▸ Data in this exercise
---*---
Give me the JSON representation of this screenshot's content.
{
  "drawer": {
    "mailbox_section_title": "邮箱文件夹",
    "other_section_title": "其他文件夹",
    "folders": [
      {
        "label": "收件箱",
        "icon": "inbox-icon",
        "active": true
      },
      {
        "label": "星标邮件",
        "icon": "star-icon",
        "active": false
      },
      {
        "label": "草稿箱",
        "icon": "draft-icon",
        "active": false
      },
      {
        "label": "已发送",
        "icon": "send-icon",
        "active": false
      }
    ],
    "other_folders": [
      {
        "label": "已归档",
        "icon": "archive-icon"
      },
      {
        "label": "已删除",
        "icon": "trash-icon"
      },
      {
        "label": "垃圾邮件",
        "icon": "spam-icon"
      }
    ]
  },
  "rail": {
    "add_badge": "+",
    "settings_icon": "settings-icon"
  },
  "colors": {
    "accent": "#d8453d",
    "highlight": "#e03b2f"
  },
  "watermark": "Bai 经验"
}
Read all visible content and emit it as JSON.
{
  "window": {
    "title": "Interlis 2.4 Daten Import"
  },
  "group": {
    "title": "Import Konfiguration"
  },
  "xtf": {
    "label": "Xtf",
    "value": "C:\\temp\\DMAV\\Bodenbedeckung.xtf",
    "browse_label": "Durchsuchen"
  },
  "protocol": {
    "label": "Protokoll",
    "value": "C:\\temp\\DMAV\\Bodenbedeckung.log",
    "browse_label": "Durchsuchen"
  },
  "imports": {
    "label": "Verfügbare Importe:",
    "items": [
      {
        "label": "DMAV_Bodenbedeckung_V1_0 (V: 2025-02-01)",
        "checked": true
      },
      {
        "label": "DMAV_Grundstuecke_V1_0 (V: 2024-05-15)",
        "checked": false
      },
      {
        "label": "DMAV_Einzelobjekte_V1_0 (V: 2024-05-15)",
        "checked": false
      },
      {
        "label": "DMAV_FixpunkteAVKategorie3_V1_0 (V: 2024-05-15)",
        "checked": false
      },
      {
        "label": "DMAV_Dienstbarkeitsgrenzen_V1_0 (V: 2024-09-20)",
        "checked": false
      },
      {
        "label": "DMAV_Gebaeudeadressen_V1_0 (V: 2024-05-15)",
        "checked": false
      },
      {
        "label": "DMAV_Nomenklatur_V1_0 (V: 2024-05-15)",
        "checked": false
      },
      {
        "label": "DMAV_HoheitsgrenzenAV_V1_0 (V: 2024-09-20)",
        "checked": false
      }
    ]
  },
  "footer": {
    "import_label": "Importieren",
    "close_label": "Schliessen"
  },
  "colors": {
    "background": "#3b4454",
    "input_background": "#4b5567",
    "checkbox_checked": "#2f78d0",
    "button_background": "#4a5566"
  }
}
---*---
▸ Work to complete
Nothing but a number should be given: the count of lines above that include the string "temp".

▸ Response to this task
2